→ Exercise description
Where the word "entire" occurs in a line of the data, return the whole line.

→ Collection entries
=== Begin Enclosure ===

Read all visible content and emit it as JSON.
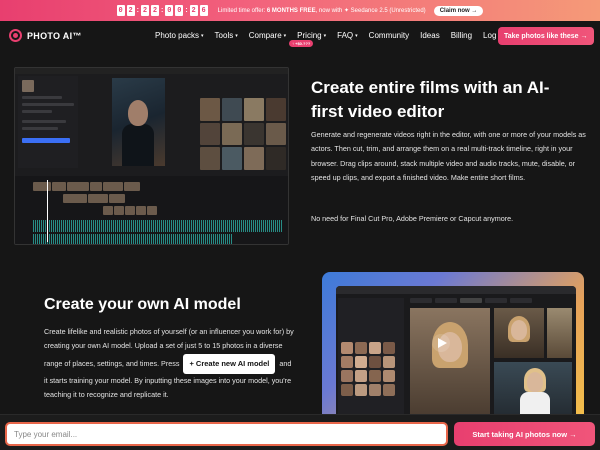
{
  "promo": {
    "countdown": [
      "0",
      "2",
      "2",
      "2",
      "0",
      "0",
      "2",
      "6"
    ],
    "text_prefix": "Limited time offer:",
    "text_bold": "6 MONTHS FREE",
    "text_suffix": ", now with",
    "text_product": "Seedance 2.5 (Unrestricted)",
    "claim_label": "Claim now →"
  },
  "brand": {
    "logo_text": "PHOTO AI™",
    "accent": "#e83f6f"
  },
  "nav": {
    "items": [
      {
        "label": "Photo packs",
        "dropdown": true
      },
      {
        "label": "Tools",
        "dropdown": true
      },
      {
        "label": "Compare",
        "dropdown": true
      },
      {
        "label": "Pricing",
        "dropdown": true
      },
      {
        "label": "FAQ",
        "dropdown": true
      },
      {
        "label": "Community",
        "dropdown": false
      },
      {
        "label": "Ideas",
        "dropdown": false
      },
      {
        "label": "Billing",
        "dropdown": false
      },
      {
        "label": "Log in",
        "dropdown": false
      }
    ],
    "pricing_badge": "↑ +$0.???",
    "cta_label": "Take photos like these →"
  },
  "section1": {
    "heading": "Create entire films with an AI-first video editor",
    "body": "Generate and regenerate videos right in the editor, with one or more of your models as actors. Then cut, trim, and arrange them on a real multi-track timeline, right in your browser. Drag clips around, stack multiple video and audio tracks, mute, disable, or speed up clips, and export a finished video. Make entire short films.",
    "note": "No need for Final Cut Pro, Adobe Premiere or Capcut anymore."
  },
  "section2": {
    "heading": "Create your own AI model",
    "body_before": "Create lifelike and realistic photos of yourself (or an influencer you work for) by creating your own AI model. Upload a set of just 5 to 15 photos in a diverse range of places, settings, and times. Press",
    "inline_button": "+ Create new AI model",
    "body_after": "and it starts training your model. By inputting these images into your model, you're teaching it to recognize and replicate it."
  },
  "signup": {
    "placeholder": "Type your email...",
    "cta_label": "Start taking AI photos now →"
  }
}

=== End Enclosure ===

→ Final answer
    "heading": "Create entire films with an AI-first video editor",
    "body": "Generate and regenerate videos right in the editor, with one or more of your models as actors. Then cut, trim, and arrange them on a real multi-track timeline, right in your browser. Drag clips around, stack multiple video and audio tracks, mute, disable, or speed up clips, and export a finished video. Make entire short films.",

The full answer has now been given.